Chapter 3: Opportunities and Future Prospects

Despite the challenges, the mining of Thulium presents several opportunities. The growing demand for high-tech devices and the development of new technologies that utilize Thulium’s unique properties are likely to increase the value of this rare earth element. This, in turn, could make the extraction and processing of Thulium more economically viable and stimulate investments in research and development to find more efficient and environmentally friendly extraction methods.

There is also an opportunity for diversifying the global supply of Thulium by exploring and developing new mining sites outside of the current major producing countries. This could help stabilize the market and reduce dependency on a single source. Additionally, recycling Thulium from end-of-life products and industrial waste could provide an alternative source of this valuable material, further reducing the environmental impact of mining and processing.
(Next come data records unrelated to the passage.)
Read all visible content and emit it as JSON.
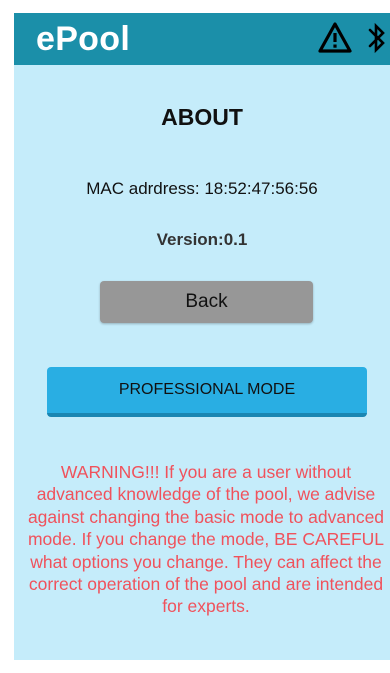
{
  "app": {
    "title": "ePool"
  },
  "icons": {
    "warning": "warning-icon",
    "bluetooth": "bluetooth-icon"
  },
  "about": {
    "title": "ABOUT",
    "mac_line": "MAC adrdress: 18:52:47:56:56",
    "version_line": "Version:0.1",
    "back_label": "Back",
    "professional_mode_label": "PROFESSIONAL MODE",
    "warning_text": "WARNING!!!  If you are a user without advanced knowledge of the pool, we advise against changing the basic mode to advanced mode. If you change the mode, BE CAREFUL what options you change. They can affect the correct operation of the pool and are intended for experts."
  },
  "colors": {
    "topbar": "#1b8fa9",
    "background": "#c5ecfa",
    "back_button": "#979797",
    "professional_button": "#29aee3",
    "warning_text": "#f0525c"
  }
}
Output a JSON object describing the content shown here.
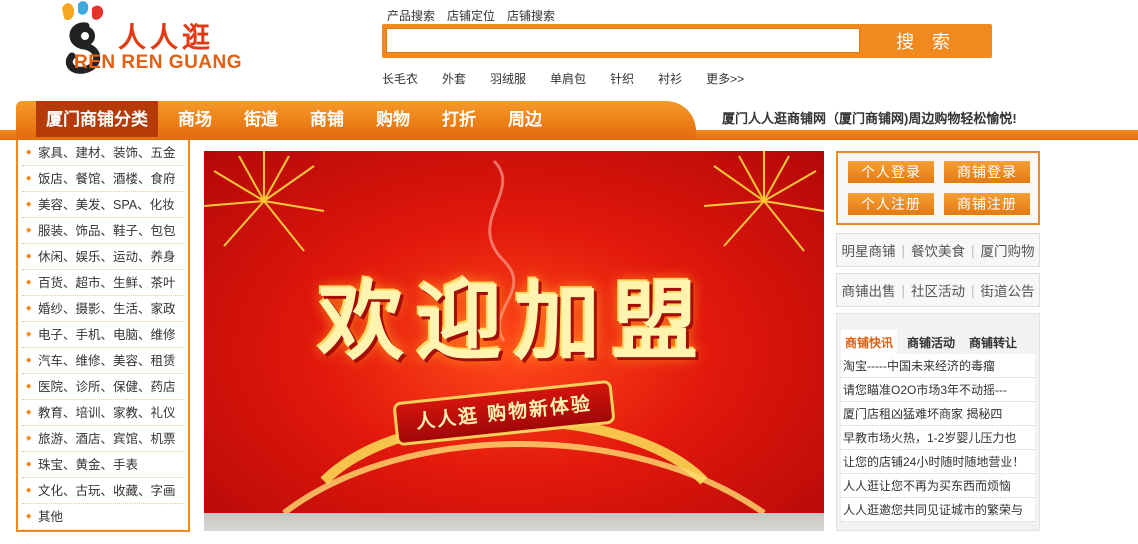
{
  "logo": {
    "cn_text": "人人逛",
    "en_text": "REN REN GUANG",
    "accent": "#f08a1e"
  },
  "search": {
    "tabs": [
      "产品搜索",
      "店铺定位",
      "店铺搜索"
    ],
    "placeholder": "",
    "button_label": "搜 索",
    "hot_words": [
      "长毛衣",
      "外套",
      "羽绒服",
      "单肩包",
      "针织",
      "衬衫",
      "更多>>"
    ]
  },
  "nav": {
    "items": [
      "厦门商铺分类",
      "商场",
      "街道",
      "商铺",
      "购物",
      "打折",
      "周边"
    ],
    "slogan": "厦门人人逛商铺网（厦门商铺网)周边购物轻松愉悦!"
  },
  "categories": [
    "家具、建材、装饰、五金",
    "饭店、餐馆、酒楼、食府",
    "美容、美发、SPA、化妆",
    "服装、饰品、鞋子、包包",
    "休闲、娱乐、运动、养身",
    "百货、超市、生鲜、茶叶",
    "婚纱、摄影、生活、家政",
    "电子、手机、电脑、维修",
    "汽车、维修、美容、租赁",
    "医院、诊所、保健、药店",
    "教育、培训、家教、礼仪",
    "旅游、酒店、宾馆、机票",
    "珠宝、黄金、手表",
    "文化、古玩、收藏、字画",
    "其他"
  ],
  "banner": {
    "title": "欢迎加盟",
    "ribbon": "人人逛  购物新体验"
  },
  "login": {
    "personal_login": "个人登录",
    "shop_login": "商铺登录",
    "personal_register": "个人注册",
    "shop_register": "商铺注册"
  },
  "quick_links_1": [
    "明星商铺",
    "餐饮美食",
    "厦门购物"
  ],
  "quick_links_2": [
    "商铺出售",
    "社区活动",
    "街道公告"
  ],
  "news": {
    "tabs": [
      "商铺快讯",
      "商铺活动",
      "商铺转让"
    ],
    "items": [
      "淘宝-----中国未来经济的毒瘤",
      "请您瞄准O2O市场3年不动摇---",
      "厦门店租凶猛难坏商家 揭秘四",
      "早教市场火热，1-2岁婴儿压力也",
      "让您的店铺24小时随时随地营业！",
      "人人逛让您不再为买东西而烦恼",
      "人人逛邀您共同见证城市的繁荣与"
    ]
  }
}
Advancements in mining technology and metallurgy may also address some of the current challenges in Thulium extraction. Innovations in separation techniques could lower the cost and environmental impact of processing Thulium, making it more accessible for various applications. As the world continues to move towards greener technologies and sustainable practices, the role of Thulium in this transition cannot be underestimated. Its potential in enhancing the performance and efficiency of future technologies makes it a mineral of strategic importance.

In conclusion, while mining Thulium presents significant challenges, the opportunities it offers in advancing technology and contributing to a sustainable future are immense. By addressing the environmental and economic hurdles, the mining industry can unlock the full potential of Thulium, paving the way for its increased use in cutting-edge applications.